As explained earlier you can use the mount command to mount a remote windows partition or a windows share under Linux.
The /etc/fstab file contains static information about the filesystems. The file fstab contains descriptive information about the various file systems. fstab is only read by programs, and not written; it is the duty of the system administrator to properly create and maintain this file.
To mount a Samba share to be mounted when a Linux system comes up after reboot edit the /etc/fstab file and put entry as follows for your Windows/Samba share:
//ntserver/share /mnt/samba smbfs username=username,password=password 0 0
For example, if you want to mount a share called //ntserver/docs then you need to write following entry in /etc/fstab file:
//ntserver/docs /mnt/samba smbfs username=docsadm,password=D1Y4x9sw 0 0
- //ntserver/docs: Windows 2003/NT/Samba share name
- /mnt/samba: Local mount point (you may need to create this directory first)
- smbfs: File system type (samba file system)
- username=docsadm,password=D1Y4x9sw: Share username and password
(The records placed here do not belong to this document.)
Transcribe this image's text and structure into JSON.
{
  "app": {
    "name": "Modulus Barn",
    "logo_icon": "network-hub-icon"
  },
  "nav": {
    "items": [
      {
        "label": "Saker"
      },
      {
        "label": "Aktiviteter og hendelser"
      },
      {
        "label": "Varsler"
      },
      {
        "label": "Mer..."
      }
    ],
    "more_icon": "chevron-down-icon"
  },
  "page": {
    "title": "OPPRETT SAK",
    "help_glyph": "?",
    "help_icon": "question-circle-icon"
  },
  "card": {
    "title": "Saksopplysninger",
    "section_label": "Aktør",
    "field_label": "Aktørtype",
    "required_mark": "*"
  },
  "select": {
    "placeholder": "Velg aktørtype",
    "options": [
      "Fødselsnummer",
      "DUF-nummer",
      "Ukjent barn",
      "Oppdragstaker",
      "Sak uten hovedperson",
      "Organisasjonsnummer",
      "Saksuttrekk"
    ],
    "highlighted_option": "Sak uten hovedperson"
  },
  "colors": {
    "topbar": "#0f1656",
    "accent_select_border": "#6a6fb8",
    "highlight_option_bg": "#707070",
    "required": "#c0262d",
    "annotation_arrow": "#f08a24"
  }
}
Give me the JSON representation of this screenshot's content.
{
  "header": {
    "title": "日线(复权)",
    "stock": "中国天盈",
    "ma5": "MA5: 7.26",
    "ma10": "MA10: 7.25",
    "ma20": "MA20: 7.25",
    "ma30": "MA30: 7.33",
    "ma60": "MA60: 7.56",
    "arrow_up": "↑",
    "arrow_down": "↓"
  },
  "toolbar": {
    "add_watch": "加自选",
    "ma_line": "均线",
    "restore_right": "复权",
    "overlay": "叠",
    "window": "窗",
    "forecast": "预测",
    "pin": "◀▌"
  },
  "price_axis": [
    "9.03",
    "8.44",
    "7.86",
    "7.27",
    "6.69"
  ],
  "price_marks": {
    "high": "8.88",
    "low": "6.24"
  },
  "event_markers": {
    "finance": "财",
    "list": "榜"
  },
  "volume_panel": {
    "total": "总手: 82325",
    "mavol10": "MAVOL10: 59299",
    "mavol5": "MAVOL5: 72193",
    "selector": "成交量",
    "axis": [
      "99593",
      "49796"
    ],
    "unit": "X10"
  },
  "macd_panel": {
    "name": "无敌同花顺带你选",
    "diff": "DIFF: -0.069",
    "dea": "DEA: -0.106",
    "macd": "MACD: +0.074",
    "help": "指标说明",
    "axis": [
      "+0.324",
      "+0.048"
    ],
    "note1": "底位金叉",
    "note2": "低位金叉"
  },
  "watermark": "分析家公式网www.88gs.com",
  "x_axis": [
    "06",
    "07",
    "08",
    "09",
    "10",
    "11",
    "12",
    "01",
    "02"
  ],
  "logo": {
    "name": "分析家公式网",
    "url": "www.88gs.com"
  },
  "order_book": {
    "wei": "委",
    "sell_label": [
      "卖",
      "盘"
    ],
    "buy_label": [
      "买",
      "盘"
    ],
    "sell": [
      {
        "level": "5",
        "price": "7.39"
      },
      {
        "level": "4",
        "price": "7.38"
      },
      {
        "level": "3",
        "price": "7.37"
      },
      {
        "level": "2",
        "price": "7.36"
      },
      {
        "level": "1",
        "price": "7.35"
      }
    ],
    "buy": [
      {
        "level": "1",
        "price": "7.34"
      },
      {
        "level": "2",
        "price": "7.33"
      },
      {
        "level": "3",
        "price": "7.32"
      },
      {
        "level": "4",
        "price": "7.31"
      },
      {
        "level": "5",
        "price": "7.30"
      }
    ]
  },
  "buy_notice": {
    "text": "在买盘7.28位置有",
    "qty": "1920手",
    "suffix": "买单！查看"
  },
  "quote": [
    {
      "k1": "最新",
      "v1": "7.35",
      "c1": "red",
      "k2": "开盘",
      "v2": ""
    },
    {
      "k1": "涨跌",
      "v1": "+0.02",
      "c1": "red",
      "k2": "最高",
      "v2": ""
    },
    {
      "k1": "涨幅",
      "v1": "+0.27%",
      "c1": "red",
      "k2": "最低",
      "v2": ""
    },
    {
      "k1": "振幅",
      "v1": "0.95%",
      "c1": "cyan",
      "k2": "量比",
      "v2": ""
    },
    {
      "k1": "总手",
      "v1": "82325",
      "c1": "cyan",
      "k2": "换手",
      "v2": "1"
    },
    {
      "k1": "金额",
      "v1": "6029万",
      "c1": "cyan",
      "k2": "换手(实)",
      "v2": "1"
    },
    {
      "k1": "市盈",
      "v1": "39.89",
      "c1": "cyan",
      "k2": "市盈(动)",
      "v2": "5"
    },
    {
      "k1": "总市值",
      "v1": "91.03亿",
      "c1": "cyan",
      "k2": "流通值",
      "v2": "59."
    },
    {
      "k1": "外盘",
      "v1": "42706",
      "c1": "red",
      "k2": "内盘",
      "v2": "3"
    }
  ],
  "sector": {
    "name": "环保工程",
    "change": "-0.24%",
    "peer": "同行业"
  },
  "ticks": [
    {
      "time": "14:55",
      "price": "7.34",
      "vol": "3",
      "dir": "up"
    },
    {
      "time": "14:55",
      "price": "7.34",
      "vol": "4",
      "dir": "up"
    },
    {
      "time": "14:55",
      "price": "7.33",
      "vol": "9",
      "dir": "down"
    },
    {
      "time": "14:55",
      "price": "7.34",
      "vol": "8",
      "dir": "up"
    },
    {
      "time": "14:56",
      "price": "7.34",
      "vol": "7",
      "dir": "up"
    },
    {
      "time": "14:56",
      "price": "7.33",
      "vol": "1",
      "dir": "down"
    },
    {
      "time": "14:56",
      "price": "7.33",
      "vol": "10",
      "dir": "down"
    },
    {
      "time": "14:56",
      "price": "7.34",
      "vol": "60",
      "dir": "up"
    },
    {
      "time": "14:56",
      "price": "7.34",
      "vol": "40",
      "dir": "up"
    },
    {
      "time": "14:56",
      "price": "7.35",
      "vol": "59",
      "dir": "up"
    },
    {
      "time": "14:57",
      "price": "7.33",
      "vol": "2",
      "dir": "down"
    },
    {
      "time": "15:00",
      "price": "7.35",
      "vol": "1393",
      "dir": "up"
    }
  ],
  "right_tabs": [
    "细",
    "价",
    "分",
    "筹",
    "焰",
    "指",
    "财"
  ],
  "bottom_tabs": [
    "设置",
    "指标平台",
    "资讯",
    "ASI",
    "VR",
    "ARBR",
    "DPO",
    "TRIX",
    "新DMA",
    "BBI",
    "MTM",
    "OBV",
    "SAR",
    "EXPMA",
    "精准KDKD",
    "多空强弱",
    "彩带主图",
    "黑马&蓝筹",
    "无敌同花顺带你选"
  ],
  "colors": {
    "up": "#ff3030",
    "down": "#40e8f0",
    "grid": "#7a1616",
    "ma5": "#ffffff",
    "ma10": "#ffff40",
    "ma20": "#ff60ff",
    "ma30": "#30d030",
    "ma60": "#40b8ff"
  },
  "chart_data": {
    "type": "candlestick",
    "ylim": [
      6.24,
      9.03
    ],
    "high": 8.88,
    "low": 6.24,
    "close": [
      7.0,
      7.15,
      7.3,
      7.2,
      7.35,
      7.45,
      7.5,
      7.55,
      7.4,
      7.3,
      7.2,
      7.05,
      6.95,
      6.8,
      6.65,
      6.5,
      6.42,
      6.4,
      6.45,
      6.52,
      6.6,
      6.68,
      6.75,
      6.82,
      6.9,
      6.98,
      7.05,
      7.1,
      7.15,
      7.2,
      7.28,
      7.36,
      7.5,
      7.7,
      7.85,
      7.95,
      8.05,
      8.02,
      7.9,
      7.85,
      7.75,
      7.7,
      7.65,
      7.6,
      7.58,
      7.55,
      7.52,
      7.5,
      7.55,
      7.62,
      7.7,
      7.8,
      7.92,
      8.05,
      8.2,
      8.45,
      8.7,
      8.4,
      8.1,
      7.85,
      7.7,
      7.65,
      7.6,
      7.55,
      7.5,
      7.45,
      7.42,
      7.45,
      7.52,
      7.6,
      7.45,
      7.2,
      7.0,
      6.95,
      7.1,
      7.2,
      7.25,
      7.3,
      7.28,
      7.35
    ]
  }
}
Open file /etc/fstab using vi text editor:
# vi /etc/fstabAppend line
//ntserver/docs /mnt/samba smbfs username=docsadm,password=D1Y4x9sw 0 0, at the end your file should read as follows:
proc /proc proc defaults 0 0 /dev/hdb1 / ext3 defaults,errors=remount-ro 0 1 /dev/hdb2 none swap sw 0 0 /dev/hdc /media/cdrom0 iso9660 ro,user,noauto 0 0 //ntserver/docs /mnt/samba smbfs username=docsadm,password=D1Y4x9sw 0 0
Replace sharename, username and password with your actual parameters.